- _Work item_
For the data below, report how many lines include the word "long", and write nothing else.

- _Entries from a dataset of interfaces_
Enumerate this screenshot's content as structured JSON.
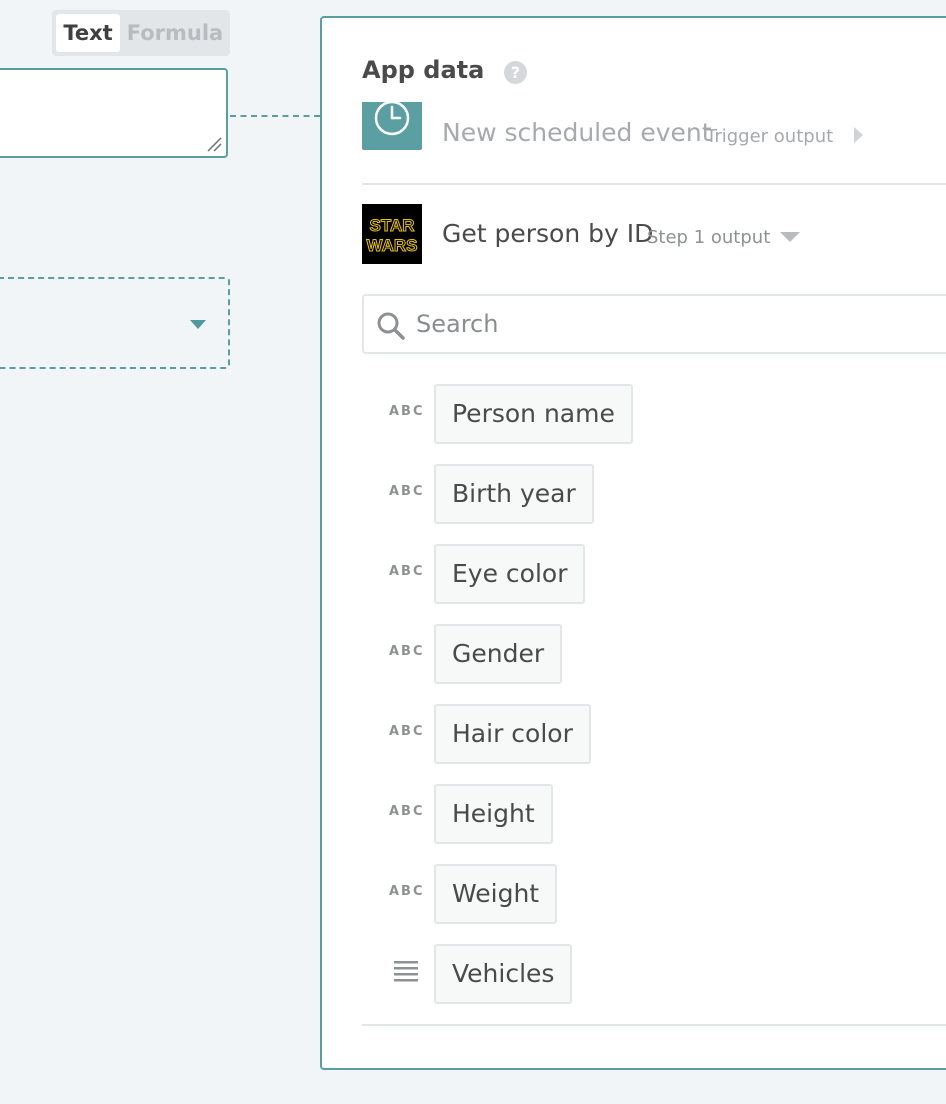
{
  "mode_toggle": {
    "text_label": "Text",
    "formula_label": "Formula",
    "selected": "Text"
  },
  "panel": {
    "title": "App data",
    "help_symbol": "?",
    "trigger": {
      "name": "New scheduled event",
      "sub": "Trigger output",
      "icon": "clock-icon"
    },
    "step1": {
      "name": "Get person by ID",
      "sub": "Step 1 output",
      "icon": "star-wars-logo",
      "logo_text_1": "STAR",
      "logo_text_2": "WARS"
    },
    "search": {
      "placeholder": "Search"
    },
    "fields": [
      {
        "type": "ABC",
        "label": "Person name"
      },
      {
        "type": "ABC",
        "label": "Birth year"
      },
      {
        "type": "ABC",
        "label": "Eye color"
      },
      {
        "type": "ABC",
        "label": "Gender"
      },
      {
        "type": "ABC",
        "label": "Hair color"
      },
      {
        "type": "ABC",
        "label": "Height"
      },
      {
        "type": "ABC",
        "label": "Weight"
      },
      {
        "type": "list",
        "label": "Vehicles"
      }
    ]
  },
  "colors": {
    "accent": "#5b9ea1",
    "background": "#f1f5f8",
    "logo_yellow": "#e8c31c"
  }
}
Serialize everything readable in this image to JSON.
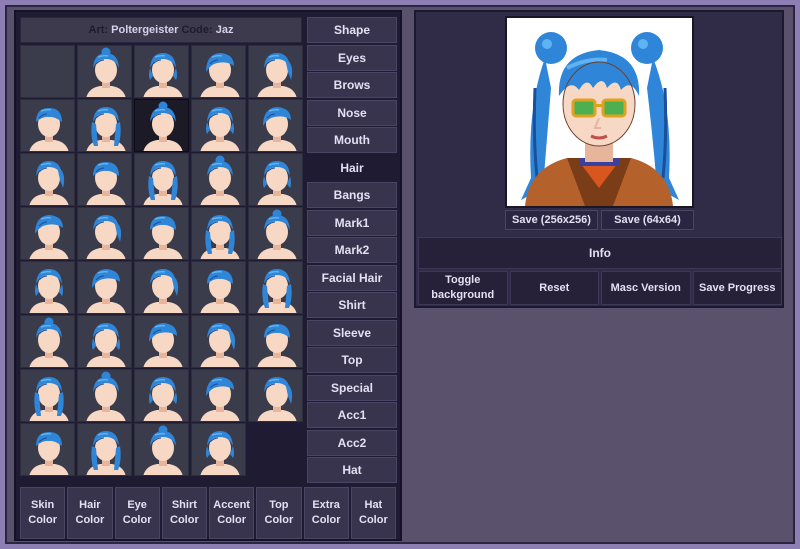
{
  "credit": {
    "art_label": "Art:",
    "art_value": "Poltergeister",
    "code_label": "Code:",
    "code_value": "Jaz"
  },
  "hair_grid": {
    "selected_index": 7,
    "styles": [
      "blank",
      "long-bangs",
      "long-straight",
      "side-swept",
      "short-side",
      "top-bun",
      "twin-buns",
      "twintails-long",
      "ponytail",
      "flowing",
      "spiky-short",
      "cropped",
      "crew",
      "flat-top",
      "side-part",
      "side-fringe",
      "bob",
      "fluffy",
      "swept",
      "short-back",
      "mohawk",
      "shag",
      "curly",
      "long-layers",
      "twin-puffs",
      "curly-top",
      "low-pigtails",
      "messy",
      "wavy-long",
      "wavy-short",
      "mini-buns",
      "undercut",
      "pixie",
      "buzz",
      "space-buns",
      "curly-long",
      "wavy-bob",
      "chin-bob",
      "tousled"
    ]
  },
  "categories": [
    "Shape",
    "Eyes",
    "Brows",
    "Nose",
    "Mouth",
    "Hair",
    "Bangs",
    "Mark1",
    "Mark2",
    "Facial Hair",
    "Shirt",
    "Sleeve",
    "Top",
    "Special",
    "Acc1",
    "Acc2",
    "Hat"
  ],
  "active_category": "Hair",
  "color_buttons": [
    {
      "line1": "Skin",
      "line2": "Color"
    },
    {
      "line1": "Hair",
      "line2": "Color"
    },
    {
      "line1": "Eye",
      "line2": "Color"
    },
    {
      "line1": "Shirt",
      "line2": "Color"
    },
    {
      "line1": "Accent",
      "line2": "Color"
    },
    {
      "line1": "Top",
      "line2": "Color"
    },
    {
      "line1": "Extra",
      "line2": "Color"
    },
    {
      "line1": "Hat",
      "line2": "Color"
    }
  ],
  "save_buttons": {
    "large": "Save (256x256)",
    "small": "Save (64x64)"
  },
  "info_label": "Info",
  "actions": {
    "toggle_line1": "Toggle",
    "toggle_line2": "background",
    "reset": "Reset",
    "masc": "Masc Version",
    "save_progress": "Save Progress"
  },
  "colors": {
    "hair": "#2f86d8",
    "hair_light": "#5fb3f0",
    "hair_dark": "#1a4f9a",
    "skin": "#f7d8c4",
    "skin_shade": "#e7b49c",
    "glasses": "#e0a020",
    "lens": "#4caf50",
    "jacket": "#b5612b",
    "jacket_dark": "#7a3d18",
    "shirt_inner": "#d9571f"
  }
}
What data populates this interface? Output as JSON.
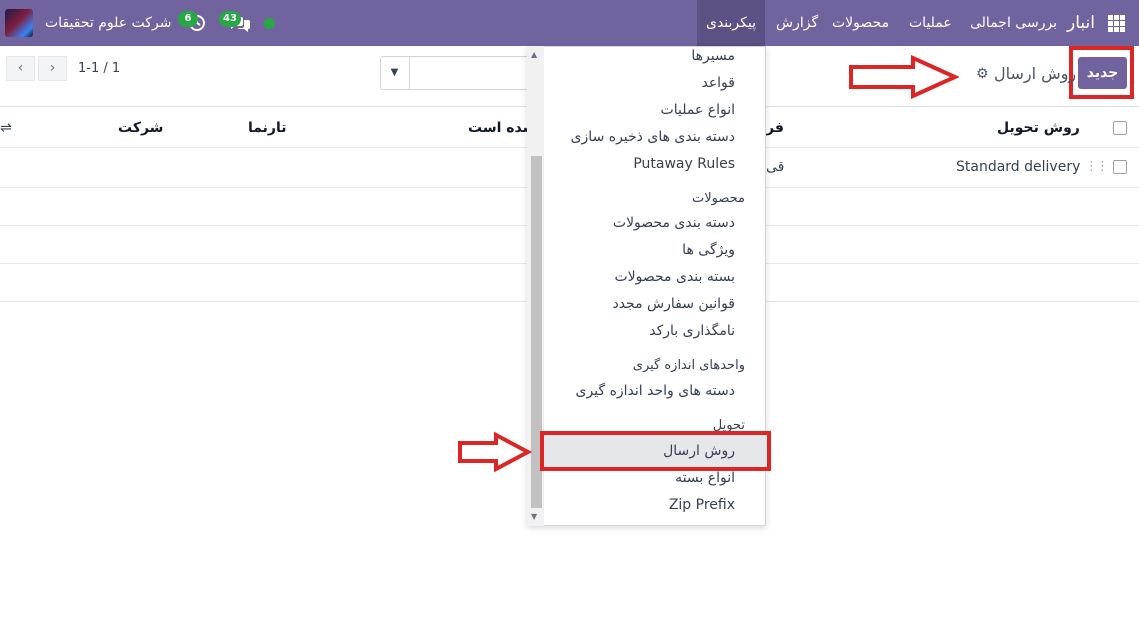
{
  "navbar": {
    "brand": "انبار",
    "menu": [
      "بررسی اجمالی",
      "عملیات",
      "محصولات",
      "گزارش",
      "پیکربندی"
    ],
    "company": "شرکت علوم تحقیقات",
    "activity_count": "6",
    "messages_count": "43",
    "color": "#71639e"
  },
  "control": {
    "new_button": "جدید",
    "breadcrumb": "روش ارسال",
    "pager": "1-1 / 1"
  },
  "table": {
    "columns": [
      "روش تحویل",
      "فر",
      "شده است",
      "تارنما",
      "شرکت"
    ],
    "rows": [
      {
        "name": "Standard delivery",
        "col2": "قی"
      }
    ]
  },
  "dropdown": {
    "sections": [
      {
        "header": "",
        "items": [
          "مسیرها",
          "قواعد",
          "انواع عملیات",
          "دسته بندی های ذخیره سازی",
          "Putaway Rules"
        ]
      },
      {
        "header": "محصولات",
        "items": [
          "دسته بندی محصولات",
          "ویژگی ها",
          "بسته بندی محصولات",
          "قوانین سفارش مجدد",
          "نامگذاری بارکد"
        ]
      },
      {
        "header": "واحدهای اندازه گیری",
        "items": [
          "دسته های واحد اندازه گیری"
        ]
      },
      {
        "header": "تحویل",
        "items": [
          "روش ارسال",
          "انواع بسته",
          "Zip Prefix"
        ]
      }
    ],
    "active_item": "روش ارسال"
  },
  "icons": {
    "apps": "apps-grid-icon",
    "settings": "gear-icon",
    "chat": "chat-icon",
    "activity": "clock-icon",
    "annotation_color": "#dc2626"
  }
}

- _Result of the task_
6